But for the past five years, everyone I bump into has asked me, "How's Marty enjoying his retirement?"

I patiently explained that he was, in fact, still working for a living, still teaching special education students, just not coaching.

Then he went and got himself a summer job coaching a very good American Legion team and that started a whole new bunch of conversations.

"I see Marty came out of retirement!"

Well, sorta.

Then, over the summer, he finally did retire. For real. As a teacher. He got the jacket and the certificate (but not the money yet) and everything.

So now I'm getting a whole new bunch of conversations beginning with "How's Marty enjoying his retirement?"

To which I reply: "We are going to be divorced any minute."

Seriously.

You see, for the past decade, while you and I were watching all those funny videos on Facebook and You Tube, my husband was teaching students and/or coaching baseball. Up at 5 a.m. (every damn day) and at school for 6:30 a.m. and not home sometimes until 8 or 9 p.m., he didn't have time to check his Twitter or his Instagram and see what was going on in the world.

But boy, he does now.

See, God didn't bless my husband with woodworking skills or car fixing skills or, really, any kind of fixin' skills. He likes his grass green and his pool blue and that's about it. He doesn't have a shop or a garage, just a room with a bunch of his awards.

He does sleep in a little more -- usually until 7 a.m. -- and then he goes downstairs to sit in his cozy chair next to his cozy fire (once he gets the poodle out of it), and he spends the next several hours catching up on all the fun stuff he has missed over the last decade.

Remember the whale that was caught in the fishing nets and the nice guy in the boat used his pocketknife to cut him loose? The goofy kids who turned the airport escalators into a bunch of sporting events? The evolution of dance?

He's just seeing them. And he wants to show me, too.

Frankly, I'm getting a little tired of saying, "I've seen it."

So, while he sits in his chair in the early morning hours, I stay upstairs. I have a nice, warm comfortable bed and a friendly little poodle to keep me company. I also have a little work-at-home office up here, where I can watch the newest viral videos and whatever else I want.

Once I'm done with my "work," I go downstairs to hang out with him for a few hours. Then, when 9 p.m. rolls around and he's ready to call it a night, he goes upstairs and I take over the living room.

Hey. It works.

He does get a little antsy at times, though. He misses the camaraderie of his fellow teachers and some of his students.

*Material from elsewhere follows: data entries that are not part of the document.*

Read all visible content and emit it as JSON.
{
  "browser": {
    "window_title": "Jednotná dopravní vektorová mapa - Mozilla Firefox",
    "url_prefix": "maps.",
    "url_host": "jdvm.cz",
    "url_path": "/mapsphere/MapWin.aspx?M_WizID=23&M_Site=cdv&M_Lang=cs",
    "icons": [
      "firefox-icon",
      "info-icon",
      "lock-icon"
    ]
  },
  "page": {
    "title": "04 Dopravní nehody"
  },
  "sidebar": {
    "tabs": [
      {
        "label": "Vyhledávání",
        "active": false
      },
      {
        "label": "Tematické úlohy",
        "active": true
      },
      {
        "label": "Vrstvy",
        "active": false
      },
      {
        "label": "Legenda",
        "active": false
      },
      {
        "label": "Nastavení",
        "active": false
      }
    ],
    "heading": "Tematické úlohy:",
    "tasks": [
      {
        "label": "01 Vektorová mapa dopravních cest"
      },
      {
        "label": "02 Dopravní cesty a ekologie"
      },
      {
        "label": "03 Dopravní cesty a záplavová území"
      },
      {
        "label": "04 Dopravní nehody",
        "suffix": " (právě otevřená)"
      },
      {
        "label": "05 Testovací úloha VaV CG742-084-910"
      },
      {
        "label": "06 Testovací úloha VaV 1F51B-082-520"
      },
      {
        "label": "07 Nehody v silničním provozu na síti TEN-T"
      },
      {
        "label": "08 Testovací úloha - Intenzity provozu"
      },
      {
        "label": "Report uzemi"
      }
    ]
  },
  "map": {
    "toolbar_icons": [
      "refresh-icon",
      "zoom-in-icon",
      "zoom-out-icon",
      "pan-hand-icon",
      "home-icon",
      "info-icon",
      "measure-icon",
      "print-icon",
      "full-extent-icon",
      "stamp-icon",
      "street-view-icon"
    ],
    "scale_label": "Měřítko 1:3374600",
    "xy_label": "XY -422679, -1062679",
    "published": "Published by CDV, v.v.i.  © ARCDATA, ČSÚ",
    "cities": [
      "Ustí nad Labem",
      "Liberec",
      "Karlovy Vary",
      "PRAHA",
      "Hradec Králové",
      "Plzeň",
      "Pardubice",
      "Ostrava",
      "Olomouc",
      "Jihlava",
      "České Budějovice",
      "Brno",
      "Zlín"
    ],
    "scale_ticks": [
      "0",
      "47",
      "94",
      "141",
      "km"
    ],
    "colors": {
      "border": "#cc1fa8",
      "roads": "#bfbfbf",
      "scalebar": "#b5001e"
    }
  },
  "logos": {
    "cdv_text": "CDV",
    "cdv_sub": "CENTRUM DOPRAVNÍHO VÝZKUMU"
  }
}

So, when he's bored he goes out and Uber drives for a couple of hours, giving tips and advice to tourists and locals alike.

As for me, I'm still only partly employed as a freelancer for the newspaper I used to work for and the one that bought it. I also work as a substitute teacher at the local high school, which means I'm the one getting up at 5 a.m. and getting to school at 6:30. And the first thing everyone asks me is, "How is Marty enjoying his retirement?"